» What the task asks:
Below are the entries; return every line among them that holds the word "this".

=-=-=-=-=

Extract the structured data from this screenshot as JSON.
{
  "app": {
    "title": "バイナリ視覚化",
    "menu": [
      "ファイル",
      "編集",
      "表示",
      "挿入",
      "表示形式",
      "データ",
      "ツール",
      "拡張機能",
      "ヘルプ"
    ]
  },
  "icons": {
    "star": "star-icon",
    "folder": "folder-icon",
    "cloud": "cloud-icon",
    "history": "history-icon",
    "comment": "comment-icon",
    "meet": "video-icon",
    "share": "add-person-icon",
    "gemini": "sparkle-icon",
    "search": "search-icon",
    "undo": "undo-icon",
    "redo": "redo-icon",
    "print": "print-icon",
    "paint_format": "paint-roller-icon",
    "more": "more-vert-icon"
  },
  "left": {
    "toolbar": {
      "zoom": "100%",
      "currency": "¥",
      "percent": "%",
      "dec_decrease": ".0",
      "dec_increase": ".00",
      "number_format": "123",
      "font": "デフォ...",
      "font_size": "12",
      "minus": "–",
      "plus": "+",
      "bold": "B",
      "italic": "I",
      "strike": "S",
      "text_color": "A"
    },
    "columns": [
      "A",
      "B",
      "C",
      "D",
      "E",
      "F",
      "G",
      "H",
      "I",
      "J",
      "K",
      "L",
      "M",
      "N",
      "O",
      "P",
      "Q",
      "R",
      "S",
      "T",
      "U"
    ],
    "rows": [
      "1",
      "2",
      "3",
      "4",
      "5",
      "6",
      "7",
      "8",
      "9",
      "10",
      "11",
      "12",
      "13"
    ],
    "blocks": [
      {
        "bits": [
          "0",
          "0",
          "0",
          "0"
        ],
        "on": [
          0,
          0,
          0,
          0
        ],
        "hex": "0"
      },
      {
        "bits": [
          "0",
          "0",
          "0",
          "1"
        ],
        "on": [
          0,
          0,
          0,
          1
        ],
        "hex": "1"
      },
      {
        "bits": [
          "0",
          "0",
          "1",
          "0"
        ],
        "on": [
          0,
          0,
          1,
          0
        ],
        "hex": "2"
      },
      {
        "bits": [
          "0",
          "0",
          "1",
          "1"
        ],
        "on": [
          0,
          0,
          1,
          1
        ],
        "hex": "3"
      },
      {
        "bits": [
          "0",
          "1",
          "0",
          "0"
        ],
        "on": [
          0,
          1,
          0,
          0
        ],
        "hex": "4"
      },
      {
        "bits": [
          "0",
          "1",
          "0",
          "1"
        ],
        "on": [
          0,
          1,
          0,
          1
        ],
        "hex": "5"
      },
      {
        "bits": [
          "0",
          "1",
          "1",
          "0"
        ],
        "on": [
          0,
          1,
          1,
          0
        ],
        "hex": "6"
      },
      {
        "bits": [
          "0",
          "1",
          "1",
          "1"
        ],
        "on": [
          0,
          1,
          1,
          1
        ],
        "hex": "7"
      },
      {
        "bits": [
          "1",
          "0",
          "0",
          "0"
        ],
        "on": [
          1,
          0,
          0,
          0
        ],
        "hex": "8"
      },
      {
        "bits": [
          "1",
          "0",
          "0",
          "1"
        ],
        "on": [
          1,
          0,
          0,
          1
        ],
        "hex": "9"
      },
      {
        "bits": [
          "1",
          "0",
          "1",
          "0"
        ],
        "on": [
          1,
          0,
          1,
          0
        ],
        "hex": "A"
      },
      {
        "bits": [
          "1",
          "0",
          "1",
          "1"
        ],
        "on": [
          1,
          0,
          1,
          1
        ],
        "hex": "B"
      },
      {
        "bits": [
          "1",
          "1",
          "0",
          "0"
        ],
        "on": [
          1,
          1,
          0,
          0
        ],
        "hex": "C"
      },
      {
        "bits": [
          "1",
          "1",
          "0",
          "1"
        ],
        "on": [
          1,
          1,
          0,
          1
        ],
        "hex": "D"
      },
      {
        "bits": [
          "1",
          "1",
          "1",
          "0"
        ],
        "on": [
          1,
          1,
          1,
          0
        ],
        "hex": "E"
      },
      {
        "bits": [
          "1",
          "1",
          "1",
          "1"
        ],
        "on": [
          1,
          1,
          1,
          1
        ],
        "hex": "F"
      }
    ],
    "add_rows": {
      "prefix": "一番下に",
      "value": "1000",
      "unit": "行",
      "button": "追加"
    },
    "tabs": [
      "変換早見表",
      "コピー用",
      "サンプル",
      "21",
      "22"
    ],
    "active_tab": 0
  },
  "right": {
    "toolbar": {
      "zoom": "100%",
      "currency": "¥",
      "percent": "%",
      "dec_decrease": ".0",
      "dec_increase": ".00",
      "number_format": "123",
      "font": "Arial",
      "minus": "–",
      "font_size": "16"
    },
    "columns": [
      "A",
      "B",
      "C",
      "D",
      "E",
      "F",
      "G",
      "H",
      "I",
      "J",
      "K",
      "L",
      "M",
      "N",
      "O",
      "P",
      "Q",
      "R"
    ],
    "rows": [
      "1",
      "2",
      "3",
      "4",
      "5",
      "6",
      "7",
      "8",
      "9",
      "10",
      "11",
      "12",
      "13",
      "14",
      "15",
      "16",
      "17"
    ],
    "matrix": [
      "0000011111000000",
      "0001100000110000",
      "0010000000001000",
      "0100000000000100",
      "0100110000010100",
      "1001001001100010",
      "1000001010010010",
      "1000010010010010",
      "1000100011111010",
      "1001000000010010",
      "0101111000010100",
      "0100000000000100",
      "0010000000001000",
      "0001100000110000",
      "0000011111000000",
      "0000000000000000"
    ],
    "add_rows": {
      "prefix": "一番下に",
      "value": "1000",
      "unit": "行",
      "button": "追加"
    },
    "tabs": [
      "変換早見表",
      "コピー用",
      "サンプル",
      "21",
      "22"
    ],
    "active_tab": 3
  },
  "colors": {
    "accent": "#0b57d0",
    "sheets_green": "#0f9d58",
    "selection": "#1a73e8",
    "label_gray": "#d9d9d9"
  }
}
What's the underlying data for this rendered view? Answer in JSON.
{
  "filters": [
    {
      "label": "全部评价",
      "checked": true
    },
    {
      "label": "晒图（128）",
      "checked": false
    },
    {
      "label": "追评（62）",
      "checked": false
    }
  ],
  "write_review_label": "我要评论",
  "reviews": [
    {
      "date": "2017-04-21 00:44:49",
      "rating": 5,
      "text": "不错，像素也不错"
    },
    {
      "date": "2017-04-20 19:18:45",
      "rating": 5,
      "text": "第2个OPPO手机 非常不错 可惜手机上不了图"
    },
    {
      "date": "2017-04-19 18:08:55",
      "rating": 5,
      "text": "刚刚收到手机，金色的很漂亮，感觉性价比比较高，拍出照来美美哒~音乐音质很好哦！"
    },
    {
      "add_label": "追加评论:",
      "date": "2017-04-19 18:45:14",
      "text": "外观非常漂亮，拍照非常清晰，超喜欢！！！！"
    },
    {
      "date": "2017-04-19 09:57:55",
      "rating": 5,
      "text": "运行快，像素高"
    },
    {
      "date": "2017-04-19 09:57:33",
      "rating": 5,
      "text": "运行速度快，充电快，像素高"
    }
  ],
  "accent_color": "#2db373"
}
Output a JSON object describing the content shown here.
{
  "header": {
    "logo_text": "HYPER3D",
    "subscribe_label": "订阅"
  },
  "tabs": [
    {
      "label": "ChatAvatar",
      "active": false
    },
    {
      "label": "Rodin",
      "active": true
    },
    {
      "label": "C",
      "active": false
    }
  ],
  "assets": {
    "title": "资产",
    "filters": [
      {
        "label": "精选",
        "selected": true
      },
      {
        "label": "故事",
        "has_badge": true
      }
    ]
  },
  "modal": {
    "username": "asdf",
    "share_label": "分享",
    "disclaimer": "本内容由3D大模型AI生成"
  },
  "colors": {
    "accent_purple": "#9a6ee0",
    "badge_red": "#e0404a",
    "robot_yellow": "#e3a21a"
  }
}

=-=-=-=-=

» Your solution:
Extract the structured data from this screenshot as JSON.
What's the underlying data for this rendered view? Answer in JSON.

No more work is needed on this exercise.